Exercise requirements: Please find the lines in the entries below that contain the word "this", and copy each one.

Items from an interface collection
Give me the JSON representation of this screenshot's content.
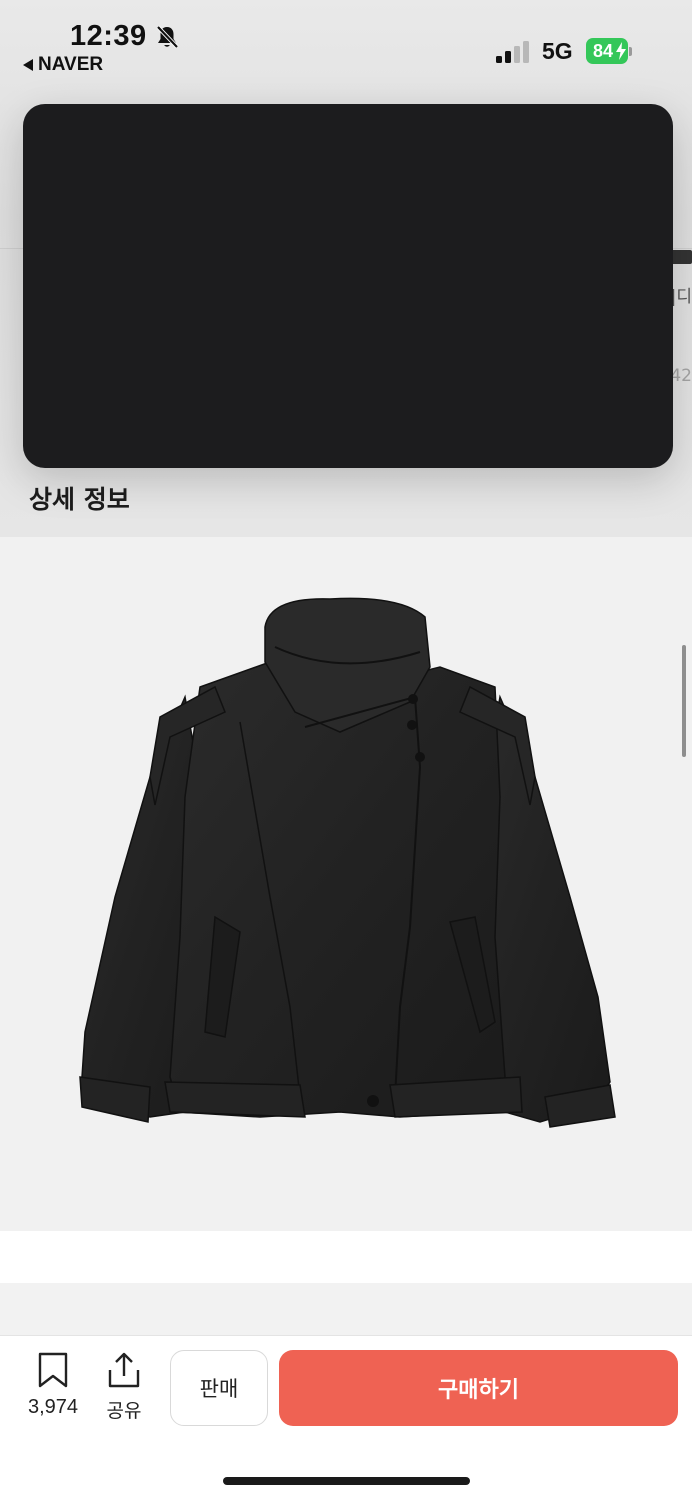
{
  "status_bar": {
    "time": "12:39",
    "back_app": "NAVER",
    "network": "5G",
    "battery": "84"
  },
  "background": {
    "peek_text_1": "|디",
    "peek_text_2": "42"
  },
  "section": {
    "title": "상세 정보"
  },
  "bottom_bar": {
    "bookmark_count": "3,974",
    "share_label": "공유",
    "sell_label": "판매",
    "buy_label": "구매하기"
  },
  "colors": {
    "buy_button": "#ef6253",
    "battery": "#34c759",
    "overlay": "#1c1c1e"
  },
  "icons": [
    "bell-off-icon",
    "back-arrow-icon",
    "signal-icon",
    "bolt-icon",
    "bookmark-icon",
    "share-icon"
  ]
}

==

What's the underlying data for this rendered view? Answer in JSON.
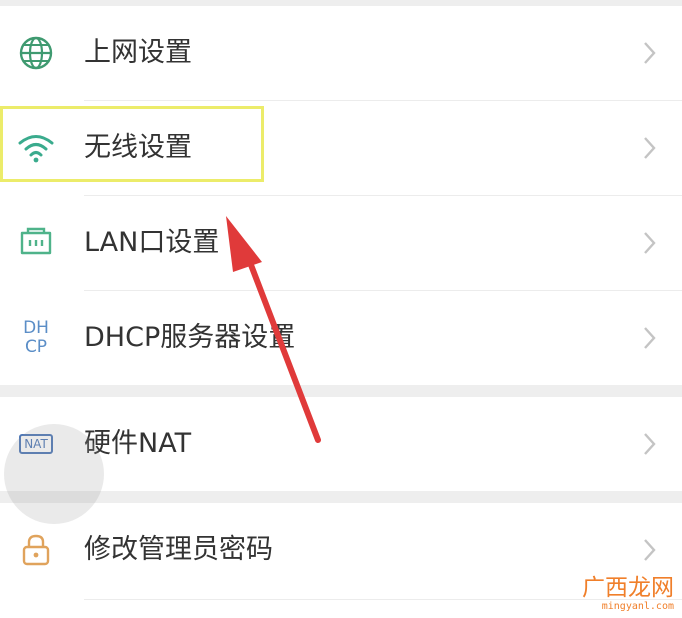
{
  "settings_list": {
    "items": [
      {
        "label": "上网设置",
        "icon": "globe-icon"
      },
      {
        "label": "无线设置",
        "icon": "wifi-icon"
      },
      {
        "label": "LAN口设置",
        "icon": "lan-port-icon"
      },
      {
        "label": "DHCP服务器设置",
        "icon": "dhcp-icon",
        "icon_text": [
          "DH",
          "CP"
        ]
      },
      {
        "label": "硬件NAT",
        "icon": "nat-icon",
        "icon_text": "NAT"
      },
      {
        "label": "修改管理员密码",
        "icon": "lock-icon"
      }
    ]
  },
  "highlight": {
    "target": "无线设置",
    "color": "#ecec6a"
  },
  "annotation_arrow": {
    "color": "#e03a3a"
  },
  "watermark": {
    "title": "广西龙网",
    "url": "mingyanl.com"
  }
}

Solution:
Give me the JSON representation of this screenshot's content.
What's the underlying data for this rendered view? Answer in JSON.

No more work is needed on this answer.